▶ _YOUR OBJECTIVE_:
Please copy every line with the string "Trends" from the entries below.

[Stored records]
━━━

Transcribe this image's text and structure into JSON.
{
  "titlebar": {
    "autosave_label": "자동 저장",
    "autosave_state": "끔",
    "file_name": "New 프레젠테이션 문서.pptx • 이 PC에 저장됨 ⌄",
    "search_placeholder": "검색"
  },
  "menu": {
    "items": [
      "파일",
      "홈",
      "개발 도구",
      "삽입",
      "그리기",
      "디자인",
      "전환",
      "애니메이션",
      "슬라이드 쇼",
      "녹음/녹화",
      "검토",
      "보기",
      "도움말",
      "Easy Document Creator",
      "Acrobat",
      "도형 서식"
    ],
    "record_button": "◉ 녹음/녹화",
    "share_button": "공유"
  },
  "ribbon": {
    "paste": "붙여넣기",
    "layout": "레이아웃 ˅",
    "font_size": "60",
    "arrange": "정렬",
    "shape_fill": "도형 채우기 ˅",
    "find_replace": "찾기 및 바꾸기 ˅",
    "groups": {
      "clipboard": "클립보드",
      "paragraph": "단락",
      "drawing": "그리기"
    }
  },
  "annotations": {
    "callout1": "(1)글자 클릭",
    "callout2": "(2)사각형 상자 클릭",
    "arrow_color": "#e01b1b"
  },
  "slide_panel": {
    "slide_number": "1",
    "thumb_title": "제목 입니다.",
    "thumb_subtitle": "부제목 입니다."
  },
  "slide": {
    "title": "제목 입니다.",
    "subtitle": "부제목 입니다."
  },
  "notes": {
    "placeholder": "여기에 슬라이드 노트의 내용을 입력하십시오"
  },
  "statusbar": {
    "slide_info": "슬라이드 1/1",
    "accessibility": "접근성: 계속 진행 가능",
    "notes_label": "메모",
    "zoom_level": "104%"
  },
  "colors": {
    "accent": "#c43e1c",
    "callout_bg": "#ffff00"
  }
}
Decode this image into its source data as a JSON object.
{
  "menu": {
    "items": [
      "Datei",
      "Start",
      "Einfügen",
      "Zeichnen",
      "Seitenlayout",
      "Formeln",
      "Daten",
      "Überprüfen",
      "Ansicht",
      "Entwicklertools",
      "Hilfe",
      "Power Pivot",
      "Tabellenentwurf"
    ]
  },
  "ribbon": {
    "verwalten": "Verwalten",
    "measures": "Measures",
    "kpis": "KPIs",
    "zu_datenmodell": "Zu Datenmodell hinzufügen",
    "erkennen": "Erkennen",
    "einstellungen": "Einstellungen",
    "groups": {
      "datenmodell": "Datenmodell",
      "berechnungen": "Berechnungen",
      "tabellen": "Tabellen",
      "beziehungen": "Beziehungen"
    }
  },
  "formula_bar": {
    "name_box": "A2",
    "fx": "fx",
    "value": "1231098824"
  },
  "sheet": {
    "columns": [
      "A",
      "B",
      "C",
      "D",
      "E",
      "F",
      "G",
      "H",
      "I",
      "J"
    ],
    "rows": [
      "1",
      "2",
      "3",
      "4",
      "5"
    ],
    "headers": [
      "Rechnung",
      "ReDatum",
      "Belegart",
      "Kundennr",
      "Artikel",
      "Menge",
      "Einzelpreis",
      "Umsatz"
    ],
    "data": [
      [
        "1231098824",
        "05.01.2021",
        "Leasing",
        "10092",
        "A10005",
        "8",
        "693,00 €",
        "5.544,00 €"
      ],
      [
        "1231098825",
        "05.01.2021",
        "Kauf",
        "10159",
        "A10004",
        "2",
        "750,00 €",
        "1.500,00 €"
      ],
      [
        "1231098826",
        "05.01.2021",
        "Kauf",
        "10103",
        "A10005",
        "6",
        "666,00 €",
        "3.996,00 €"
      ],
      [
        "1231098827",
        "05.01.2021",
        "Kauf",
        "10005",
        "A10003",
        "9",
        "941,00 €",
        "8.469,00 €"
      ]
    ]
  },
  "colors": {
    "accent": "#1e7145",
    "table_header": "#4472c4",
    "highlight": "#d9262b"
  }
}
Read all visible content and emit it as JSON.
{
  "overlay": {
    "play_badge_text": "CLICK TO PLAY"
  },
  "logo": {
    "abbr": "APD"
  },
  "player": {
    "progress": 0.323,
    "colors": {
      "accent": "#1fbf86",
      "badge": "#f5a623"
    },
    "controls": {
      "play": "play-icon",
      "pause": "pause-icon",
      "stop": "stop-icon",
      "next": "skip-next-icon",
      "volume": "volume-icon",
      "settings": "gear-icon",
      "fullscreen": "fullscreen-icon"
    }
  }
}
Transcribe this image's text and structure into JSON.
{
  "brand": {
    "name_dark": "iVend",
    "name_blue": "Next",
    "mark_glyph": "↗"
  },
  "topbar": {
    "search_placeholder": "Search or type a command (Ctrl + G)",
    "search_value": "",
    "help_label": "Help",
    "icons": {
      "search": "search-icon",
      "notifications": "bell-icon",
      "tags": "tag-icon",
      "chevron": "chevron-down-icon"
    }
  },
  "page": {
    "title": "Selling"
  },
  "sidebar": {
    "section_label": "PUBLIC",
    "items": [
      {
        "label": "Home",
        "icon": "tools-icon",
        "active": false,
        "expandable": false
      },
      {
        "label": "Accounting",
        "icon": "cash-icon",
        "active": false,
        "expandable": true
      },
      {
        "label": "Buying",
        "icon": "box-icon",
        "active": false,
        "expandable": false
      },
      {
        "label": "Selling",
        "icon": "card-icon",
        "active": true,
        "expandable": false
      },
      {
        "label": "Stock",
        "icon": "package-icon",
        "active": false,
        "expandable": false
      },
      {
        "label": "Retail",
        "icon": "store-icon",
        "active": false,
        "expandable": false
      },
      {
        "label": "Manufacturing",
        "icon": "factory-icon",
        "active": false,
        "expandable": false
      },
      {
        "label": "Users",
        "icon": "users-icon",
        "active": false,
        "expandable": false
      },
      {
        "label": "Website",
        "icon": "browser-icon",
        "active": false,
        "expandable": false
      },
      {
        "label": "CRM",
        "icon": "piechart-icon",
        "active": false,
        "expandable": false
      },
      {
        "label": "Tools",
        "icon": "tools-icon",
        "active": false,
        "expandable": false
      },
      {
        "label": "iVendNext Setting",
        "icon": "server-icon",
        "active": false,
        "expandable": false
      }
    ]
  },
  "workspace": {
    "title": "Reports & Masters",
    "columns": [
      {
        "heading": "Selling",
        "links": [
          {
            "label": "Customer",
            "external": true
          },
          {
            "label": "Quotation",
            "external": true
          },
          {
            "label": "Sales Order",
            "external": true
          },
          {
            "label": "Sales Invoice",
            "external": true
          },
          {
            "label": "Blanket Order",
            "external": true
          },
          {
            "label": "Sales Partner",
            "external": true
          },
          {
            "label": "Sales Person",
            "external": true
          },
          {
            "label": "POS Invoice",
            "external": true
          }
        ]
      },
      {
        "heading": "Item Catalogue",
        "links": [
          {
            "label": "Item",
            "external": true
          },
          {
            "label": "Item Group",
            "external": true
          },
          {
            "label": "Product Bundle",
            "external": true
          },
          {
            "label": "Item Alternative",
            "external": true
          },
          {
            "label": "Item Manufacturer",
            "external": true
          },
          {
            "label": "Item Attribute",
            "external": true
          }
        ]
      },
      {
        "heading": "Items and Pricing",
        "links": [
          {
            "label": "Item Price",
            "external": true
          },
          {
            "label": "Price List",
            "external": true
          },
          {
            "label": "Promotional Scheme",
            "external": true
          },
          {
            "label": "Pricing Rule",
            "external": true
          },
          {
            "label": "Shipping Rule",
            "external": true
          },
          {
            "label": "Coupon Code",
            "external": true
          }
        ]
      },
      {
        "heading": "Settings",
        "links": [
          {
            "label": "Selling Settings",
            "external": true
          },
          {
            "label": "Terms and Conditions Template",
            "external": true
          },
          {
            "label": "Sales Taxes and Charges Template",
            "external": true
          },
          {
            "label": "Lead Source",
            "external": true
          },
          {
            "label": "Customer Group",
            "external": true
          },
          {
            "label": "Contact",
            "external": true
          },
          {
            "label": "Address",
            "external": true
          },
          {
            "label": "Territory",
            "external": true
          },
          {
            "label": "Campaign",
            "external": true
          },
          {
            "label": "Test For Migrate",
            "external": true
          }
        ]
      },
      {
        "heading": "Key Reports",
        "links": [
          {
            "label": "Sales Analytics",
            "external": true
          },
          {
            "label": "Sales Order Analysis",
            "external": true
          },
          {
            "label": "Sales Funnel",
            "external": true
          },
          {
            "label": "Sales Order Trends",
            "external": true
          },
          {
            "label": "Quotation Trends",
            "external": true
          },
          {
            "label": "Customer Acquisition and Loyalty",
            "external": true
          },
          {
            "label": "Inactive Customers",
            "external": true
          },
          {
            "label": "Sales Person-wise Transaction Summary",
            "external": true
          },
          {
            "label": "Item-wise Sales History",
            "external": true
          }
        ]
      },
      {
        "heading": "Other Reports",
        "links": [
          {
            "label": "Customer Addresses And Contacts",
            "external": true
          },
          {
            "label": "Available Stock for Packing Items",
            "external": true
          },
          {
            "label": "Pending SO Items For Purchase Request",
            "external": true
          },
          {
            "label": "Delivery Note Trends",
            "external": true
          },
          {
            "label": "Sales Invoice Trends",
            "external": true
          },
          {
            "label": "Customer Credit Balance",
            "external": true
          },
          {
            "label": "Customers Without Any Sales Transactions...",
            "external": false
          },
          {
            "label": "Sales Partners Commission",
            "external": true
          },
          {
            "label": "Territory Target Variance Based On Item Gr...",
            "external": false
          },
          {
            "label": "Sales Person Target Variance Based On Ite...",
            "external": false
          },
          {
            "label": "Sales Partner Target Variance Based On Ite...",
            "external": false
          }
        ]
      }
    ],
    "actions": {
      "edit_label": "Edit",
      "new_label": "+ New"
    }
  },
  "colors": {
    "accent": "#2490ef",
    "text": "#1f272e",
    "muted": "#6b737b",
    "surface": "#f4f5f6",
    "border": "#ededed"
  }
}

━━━

▶ _EXERCISE OUTPUT_:
            "label": "Sales Order Trends",
            "label": "Quotation Trends",
            "label": "Delivery Note Trends",
            "label": "Sales Invoice Trends",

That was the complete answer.